* [EXERCISE DESCRIPTION]: Report all lines of the records that contain "toggle".

##########

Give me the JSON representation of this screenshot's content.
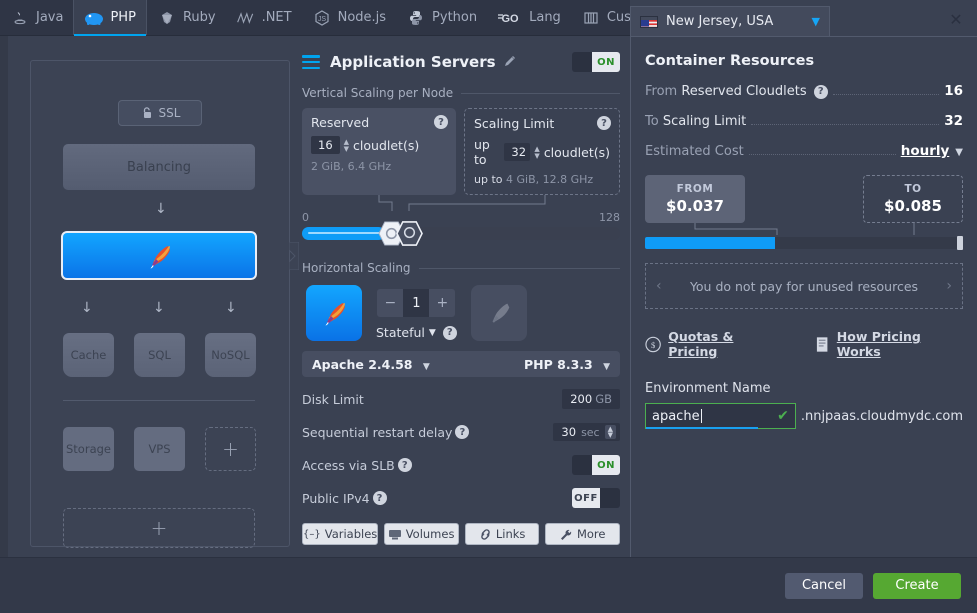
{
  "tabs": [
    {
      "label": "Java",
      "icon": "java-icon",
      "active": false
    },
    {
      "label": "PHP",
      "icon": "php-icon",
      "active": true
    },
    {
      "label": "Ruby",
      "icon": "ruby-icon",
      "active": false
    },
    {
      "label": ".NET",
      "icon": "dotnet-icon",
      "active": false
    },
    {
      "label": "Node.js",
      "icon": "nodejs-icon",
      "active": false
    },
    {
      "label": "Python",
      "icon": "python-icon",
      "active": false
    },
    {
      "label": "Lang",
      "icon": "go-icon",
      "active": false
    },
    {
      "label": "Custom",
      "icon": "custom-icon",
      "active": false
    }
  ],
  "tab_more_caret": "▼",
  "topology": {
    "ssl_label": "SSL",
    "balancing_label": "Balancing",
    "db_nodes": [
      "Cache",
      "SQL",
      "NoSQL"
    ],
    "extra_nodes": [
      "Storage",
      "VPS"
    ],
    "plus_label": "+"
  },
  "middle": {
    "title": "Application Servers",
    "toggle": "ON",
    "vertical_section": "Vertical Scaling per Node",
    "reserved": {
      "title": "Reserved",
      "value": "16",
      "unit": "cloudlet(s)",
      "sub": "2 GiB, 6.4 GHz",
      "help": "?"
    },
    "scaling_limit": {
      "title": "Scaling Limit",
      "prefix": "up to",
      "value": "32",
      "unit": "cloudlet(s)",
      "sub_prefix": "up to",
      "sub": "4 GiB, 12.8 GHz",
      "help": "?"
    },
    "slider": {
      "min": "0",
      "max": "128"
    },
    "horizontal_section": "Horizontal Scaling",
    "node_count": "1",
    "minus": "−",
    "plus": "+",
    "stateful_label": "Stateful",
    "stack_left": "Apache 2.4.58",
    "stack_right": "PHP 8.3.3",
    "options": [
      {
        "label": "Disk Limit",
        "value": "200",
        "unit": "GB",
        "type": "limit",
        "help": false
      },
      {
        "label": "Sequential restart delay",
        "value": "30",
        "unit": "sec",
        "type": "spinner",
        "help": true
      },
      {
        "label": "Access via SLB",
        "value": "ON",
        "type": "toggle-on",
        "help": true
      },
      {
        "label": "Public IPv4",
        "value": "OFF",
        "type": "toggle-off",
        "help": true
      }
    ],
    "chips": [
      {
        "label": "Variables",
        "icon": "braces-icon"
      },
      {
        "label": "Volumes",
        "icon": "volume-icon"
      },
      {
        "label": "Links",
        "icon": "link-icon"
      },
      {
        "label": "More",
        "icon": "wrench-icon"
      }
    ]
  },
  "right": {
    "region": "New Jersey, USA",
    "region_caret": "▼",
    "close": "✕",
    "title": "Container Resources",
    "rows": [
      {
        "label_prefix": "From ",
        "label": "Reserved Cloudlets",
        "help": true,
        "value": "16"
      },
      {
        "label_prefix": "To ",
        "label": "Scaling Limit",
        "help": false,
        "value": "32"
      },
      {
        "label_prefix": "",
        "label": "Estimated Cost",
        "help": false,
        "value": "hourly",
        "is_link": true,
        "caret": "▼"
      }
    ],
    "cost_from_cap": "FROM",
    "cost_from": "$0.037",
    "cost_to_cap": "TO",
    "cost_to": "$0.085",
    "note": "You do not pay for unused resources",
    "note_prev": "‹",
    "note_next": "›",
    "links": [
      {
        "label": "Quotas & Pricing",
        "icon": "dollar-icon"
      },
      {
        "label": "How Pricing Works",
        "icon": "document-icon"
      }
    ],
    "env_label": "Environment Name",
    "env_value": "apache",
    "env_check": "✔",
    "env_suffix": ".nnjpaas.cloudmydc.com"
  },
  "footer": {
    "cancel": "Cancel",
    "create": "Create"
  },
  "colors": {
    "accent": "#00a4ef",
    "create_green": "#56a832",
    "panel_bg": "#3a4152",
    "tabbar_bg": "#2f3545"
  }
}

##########

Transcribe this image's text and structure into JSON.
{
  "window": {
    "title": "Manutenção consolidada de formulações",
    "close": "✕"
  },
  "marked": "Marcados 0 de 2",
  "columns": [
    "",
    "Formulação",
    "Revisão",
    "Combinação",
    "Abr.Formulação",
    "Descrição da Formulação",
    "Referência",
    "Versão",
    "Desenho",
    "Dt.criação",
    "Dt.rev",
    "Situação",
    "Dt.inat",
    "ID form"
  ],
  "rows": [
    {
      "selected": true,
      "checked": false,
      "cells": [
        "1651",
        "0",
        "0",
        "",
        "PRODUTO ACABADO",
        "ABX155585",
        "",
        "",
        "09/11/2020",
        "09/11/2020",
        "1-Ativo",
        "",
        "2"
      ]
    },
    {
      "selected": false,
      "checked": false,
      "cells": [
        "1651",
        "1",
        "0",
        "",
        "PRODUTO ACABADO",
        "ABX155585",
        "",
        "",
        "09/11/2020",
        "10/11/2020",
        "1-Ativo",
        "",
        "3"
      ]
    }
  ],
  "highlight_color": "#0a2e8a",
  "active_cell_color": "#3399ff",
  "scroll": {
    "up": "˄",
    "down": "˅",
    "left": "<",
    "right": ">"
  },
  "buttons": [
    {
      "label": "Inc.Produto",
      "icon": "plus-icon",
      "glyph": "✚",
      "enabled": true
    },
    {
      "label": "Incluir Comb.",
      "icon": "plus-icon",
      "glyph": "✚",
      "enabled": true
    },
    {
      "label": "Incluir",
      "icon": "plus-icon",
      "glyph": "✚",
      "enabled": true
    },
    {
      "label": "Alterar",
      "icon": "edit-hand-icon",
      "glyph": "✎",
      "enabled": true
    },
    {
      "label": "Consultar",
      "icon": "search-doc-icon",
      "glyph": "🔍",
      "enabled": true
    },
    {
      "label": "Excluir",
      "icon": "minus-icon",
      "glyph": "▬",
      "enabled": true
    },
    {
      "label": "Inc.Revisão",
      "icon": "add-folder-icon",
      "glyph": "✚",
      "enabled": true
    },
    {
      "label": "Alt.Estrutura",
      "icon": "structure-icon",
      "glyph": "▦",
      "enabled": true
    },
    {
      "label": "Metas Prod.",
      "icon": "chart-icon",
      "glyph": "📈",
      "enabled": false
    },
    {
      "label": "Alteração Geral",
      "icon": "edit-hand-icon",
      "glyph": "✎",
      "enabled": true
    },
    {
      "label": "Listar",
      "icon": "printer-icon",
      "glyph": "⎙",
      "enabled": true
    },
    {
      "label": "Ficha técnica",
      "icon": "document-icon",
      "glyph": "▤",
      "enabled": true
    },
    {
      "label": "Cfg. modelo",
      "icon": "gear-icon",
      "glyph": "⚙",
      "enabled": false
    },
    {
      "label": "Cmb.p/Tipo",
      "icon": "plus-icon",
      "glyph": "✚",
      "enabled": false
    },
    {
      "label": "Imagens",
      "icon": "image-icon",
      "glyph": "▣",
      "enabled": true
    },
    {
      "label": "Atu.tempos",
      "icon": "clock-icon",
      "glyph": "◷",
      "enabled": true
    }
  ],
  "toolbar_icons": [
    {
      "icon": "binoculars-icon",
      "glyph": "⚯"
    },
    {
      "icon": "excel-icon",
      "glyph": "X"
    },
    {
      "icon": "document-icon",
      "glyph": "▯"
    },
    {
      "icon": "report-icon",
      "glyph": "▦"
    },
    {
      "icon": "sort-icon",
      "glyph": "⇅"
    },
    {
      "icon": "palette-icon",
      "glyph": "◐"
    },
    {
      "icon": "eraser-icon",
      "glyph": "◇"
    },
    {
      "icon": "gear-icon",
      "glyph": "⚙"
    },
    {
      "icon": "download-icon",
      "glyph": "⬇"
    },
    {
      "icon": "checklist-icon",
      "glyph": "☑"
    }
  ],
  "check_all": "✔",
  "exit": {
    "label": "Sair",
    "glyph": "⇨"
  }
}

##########

* [EXPECTED OUTPUT]:
    "toggle": "ON",
        "type": "toggle-on",
        "type": "toggle-off",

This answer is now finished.